Urinary tract infections are common in children with neurogenic bladders, however, only symptomatic UTIs should be treated.3Weak


               3.15.5      Recommendations for the management of obstructive pathology of renal duplication±

                              ureterocele and ectopic ureter


RecommendationsLEStrength rating

Use ultrasound (US), radionuclide studies

(mercaptoacetyltriglycine (MAG3)/dimercaptosuccinic acid (DMSA)), voiding cystourethrography (VCUG), magnetic resonance urography, high-resolution magnetic resonance imaging (MRI), and cystoscopy to assess function, to detect reflux and rule out ipsilateral compression of the lower pole and

urethral obstruction.





Select treatment based on symptoms,

function and reflux as well on surgical and

parenteral choices: observation, endoscopic decompression, ureteral re-implantation, partial ephroureterectomy, complete primary reconstruction.




Offer, early endoscopic decompression to

patients with an obstructing ureterocele.

Ectopic ureterDiagnosis

Use US, DMSA scan, VCUG or MRI for a

definitive diagnosis.

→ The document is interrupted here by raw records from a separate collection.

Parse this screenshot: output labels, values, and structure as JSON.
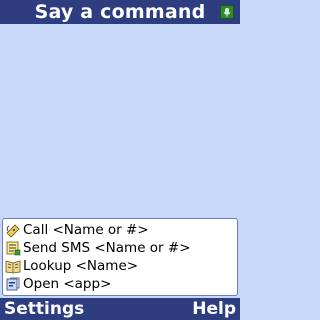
{
  "header": {
    "title": "Say a command",
    "icon": "speech-recognition-icon"
  },
  "commands": [
    {
      "label": "Call <Name or #>",
      "icon": "call-icon"
    },
    {
      "label": "Send SMS <Name or #>",
      "icon": "sms-icon"
    },
    {
      "label": "Lookup <Name>",
      "icon": "lookup-icon"
    },
    {
      "label": "Open <app>",
      "icon": "open-app-icon"
    }
  ],
  "softkeys": {
    "left": "Settings",
    "right": "Help"
  },
  "colors": {
    "bar": "#2e3c80",
    "background": "#c8d8f8",
    "list_background": "#ffffff",
    "icon_green": "#2f8a2f"
  }
}
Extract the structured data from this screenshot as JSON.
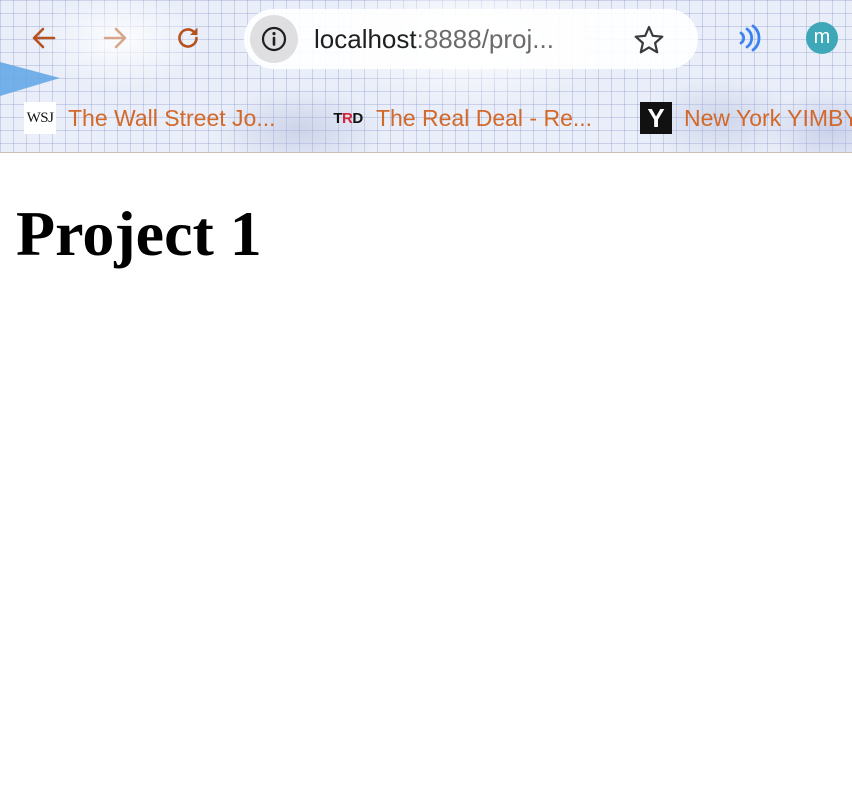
{
  "browser": {
    "url_host": "localhost",
    "url_rest": ":8888/proj...",
    "profile_initial": "m",
    "bookmarks": [
      {
        "icon_text": "WSJ",
        "label": "The Wall Street Jo..."
      },
      {
        "icon_text": "TRD",
        "label": "The Real Deal - Re..."
      },
      {
        "icon_text": "Y",
        "label": "New York YIMBY"
      }
    ]
  },
  "page": {
    "title": "Project 1"
  },
  "colors": {
    "nav_icon": "#b5531f",
    "bookmark_text": "#d2692a",
    "extension_icon": "#3d82f0",
    "profile_avatar": "#3fa8b8"
  },
  "icons": [
    "back-arrow-icon",
    "forward-arrow-icon",
    "reload-icon",
    "info-icon",
    "star-icon",
    "audio-extension-icon",
    "profile-avatar"
  ]
}
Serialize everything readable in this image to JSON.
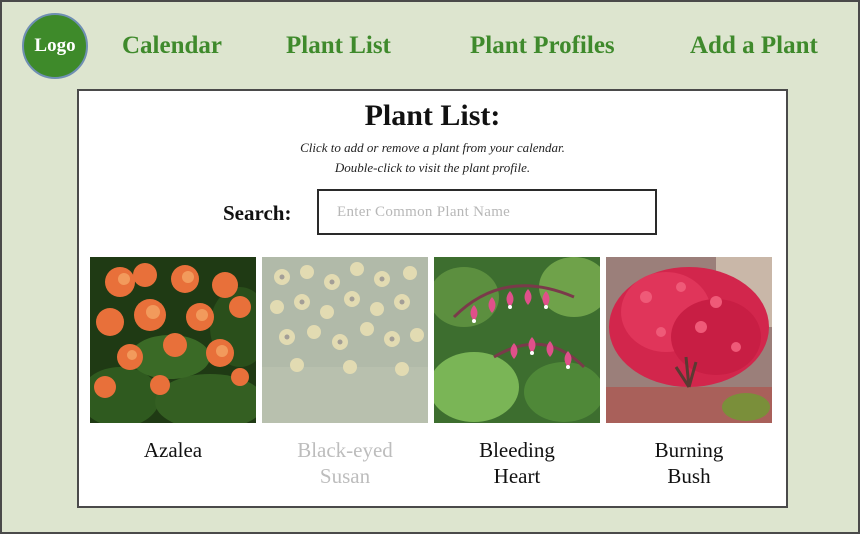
{
  "nav": {
    "logo_label": "Logo",
    "links": [
      "Calendar",
      "Plant List",
      "Plant Profiles",
      "Add a Plant"
    ]
  },
  "panel": {
    "title": "Plant List:",
    "instruction_1": "Click to add or remove a plant from your calendar.",
    "instruction_2": "Double-click to visit the plant profile."
  },
  "search": {
    "label": "Search:",
    "placeholder": "Enter Common Plant Name",
    "value": ""
  },
  "plants": [
    {
      "name": "Azalea",
      "in_calendar": true
    },
    {
      "name": "Black-eyed\nSusan",
      "in_calendar": false
    },
    {
      "name": "Bleeding\nHeart",
      "in_calendar": true
    },
    {
      "name": "Burning\nBush",
      "in_calendar": true
    }
  ],
  "colors": {
    "background": "#dde5cf",
    "nav_text": "#3f8a2c",
    "logo_fill": "#3e8a2a",
    "inactive_text": "#bdbdbd"
  }
}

In non-functioning moieties with recurrent

infections, heminephro-ureterectomy is a

definitive solution. Ureteral reconstruction

(ureteral re- implantation/

ureteroureterostomy/ureteropyelostomy and upper-pole ureterectomy) are other therapeutic options, especially in cases in which the upper pole has function worth preserving.